- **Records provided**:
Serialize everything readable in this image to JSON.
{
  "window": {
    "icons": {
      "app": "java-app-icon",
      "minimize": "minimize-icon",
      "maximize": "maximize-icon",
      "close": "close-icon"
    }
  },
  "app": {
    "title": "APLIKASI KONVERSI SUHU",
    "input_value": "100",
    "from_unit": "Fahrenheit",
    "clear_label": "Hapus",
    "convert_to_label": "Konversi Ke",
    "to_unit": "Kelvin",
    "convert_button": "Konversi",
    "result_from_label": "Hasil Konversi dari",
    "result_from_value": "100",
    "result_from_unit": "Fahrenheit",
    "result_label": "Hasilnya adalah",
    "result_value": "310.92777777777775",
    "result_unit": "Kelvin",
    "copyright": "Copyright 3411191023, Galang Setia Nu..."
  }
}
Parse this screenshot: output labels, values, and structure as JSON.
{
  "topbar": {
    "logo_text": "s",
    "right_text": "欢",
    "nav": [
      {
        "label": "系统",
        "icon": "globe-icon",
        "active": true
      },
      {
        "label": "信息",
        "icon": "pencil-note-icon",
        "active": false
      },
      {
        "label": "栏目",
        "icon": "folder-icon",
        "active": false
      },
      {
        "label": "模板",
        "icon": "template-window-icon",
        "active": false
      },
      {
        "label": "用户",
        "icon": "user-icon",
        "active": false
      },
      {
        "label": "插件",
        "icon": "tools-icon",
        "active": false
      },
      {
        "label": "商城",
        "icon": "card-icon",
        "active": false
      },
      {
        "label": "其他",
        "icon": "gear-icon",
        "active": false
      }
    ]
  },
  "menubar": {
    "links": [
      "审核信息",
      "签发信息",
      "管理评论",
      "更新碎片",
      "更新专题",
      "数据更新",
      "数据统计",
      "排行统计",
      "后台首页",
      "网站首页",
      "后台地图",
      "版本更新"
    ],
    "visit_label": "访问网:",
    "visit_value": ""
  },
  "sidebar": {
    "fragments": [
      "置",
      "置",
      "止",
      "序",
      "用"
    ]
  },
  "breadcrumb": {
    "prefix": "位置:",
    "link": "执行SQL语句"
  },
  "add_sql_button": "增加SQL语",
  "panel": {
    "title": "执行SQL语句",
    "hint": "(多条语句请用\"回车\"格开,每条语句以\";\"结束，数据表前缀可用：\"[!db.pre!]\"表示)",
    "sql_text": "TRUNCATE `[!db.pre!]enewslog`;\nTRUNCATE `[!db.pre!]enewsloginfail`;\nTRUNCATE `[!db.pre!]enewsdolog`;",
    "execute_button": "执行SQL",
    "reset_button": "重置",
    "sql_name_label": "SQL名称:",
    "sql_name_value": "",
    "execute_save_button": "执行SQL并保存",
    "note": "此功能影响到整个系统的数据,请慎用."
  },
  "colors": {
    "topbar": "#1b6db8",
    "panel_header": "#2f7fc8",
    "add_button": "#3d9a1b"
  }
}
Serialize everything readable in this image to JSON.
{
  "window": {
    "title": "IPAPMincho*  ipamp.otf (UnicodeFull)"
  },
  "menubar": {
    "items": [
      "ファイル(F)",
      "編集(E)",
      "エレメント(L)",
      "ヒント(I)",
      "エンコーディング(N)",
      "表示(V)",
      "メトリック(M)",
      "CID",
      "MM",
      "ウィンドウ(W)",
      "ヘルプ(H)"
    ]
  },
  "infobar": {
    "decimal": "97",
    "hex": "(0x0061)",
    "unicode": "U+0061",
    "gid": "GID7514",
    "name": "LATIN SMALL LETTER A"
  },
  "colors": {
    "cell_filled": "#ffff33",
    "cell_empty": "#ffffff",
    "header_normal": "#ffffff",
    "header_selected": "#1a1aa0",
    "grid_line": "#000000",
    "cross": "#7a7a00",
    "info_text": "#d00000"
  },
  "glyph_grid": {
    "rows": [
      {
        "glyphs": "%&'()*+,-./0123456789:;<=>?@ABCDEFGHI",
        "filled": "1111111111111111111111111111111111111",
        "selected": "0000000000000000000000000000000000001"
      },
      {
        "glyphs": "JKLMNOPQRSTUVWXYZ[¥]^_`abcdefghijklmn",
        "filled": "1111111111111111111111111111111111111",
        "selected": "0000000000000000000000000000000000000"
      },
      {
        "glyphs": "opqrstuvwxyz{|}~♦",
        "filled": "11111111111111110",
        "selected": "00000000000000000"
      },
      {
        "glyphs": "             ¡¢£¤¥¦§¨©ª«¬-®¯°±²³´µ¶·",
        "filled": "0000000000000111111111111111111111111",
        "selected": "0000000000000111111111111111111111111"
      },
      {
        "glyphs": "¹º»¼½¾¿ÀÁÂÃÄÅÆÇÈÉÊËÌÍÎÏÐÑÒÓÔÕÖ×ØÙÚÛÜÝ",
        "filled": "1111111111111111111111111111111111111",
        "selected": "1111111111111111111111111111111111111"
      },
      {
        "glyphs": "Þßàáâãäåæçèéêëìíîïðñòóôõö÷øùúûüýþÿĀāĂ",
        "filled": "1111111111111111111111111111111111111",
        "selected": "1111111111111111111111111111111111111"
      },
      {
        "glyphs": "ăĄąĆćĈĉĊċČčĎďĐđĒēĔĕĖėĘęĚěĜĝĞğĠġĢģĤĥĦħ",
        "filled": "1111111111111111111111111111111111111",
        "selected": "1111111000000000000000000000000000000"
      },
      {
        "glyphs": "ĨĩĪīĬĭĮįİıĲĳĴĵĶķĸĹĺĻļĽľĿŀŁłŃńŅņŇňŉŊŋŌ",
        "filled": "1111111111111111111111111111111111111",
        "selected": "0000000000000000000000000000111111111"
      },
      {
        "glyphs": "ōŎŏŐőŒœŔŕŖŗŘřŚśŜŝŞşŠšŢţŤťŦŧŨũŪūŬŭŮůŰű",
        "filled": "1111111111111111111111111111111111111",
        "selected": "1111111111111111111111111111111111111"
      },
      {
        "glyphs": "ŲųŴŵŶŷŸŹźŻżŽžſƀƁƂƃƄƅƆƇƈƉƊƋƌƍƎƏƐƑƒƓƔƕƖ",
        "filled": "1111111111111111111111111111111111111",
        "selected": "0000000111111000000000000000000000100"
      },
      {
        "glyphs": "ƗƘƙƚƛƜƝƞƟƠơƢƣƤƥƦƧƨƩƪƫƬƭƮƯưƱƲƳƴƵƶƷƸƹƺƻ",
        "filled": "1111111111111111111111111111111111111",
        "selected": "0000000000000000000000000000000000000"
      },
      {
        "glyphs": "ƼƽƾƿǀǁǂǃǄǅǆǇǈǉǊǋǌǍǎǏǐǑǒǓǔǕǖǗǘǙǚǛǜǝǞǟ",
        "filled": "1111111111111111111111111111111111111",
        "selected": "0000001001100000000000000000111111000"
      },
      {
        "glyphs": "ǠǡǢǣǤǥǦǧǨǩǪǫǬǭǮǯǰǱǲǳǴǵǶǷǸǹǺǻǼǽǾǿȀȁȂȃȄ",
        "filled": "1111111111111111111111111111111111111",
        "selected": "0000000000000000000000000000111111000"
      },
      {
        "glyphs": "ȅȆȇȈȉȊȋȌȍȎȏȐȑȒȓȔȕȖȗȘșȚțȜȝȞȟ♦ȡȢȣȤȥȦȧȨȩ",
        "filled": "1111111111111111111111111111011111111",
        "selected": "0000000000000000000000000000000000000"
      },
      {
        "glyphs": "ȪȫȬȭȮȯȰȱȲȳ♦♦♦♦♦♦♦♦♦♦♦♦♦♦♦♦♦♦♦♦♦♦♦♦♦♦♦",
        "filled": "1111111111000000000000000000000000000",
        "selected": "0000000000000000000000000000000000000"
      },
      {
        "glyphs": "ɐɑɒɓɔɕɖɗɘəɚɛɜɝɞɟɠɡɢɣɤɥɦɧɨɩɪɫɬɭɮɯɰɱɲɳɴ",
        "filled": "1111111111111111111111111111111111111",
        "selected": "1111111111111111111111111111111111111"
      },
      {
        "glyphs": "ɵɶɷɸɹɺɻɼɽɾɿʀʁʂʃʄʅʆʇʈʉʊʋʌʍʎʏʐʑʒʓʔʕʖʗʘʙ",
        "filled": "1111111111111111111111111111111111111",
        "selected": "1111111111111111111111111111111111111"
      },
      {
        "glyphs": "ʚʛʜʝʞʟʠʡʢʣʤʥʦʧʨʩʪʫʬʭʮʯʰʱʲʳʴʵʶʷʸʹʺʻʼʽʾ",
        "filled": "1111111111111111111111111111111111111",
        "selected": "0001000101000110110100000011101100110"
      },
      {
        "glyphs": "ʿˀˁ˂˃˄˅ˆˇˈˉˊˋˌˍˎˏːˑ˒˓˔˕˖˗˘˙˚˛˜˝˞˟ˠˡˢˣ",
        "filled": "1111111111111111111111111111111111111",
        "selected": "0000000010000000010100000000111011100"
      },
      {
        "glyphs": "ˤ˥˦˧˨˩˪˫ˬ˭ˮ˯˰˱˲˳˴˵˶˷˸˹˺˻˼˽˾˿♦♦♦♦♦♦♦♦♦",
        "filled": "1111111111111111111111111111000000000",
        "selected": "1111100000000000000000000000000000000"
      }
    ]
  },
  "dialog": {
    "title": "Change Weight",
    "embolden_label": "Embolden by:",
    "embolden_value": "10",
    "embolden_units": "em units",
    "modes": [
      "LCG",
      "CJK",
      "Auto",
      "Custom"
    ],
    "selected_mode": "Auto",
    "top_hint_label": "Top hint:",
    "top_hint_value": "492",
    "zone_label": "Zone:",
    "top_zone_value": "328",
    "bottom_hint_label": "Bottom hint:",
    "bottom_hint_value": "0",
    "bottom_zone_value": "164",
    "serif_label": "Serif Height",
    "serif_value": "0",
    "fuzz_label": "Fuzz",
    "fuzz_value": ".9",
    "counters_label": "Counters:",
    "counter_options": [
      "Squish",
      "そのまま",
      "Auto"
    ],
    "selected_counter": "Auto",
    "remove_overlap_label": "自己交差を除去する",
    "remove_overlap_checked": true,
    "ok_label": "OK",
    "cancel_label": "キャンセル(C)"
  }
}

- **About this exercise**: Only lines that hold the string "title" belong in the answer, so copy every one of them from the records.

- **Task solution**:
    "title": "APLIKASI KONVERSI SUHU",
    "title": "执行SQL语句",
    "title": "IPAPMincho*  ipamp.otf (UnicodeFull)"
    "title": "Change Weight",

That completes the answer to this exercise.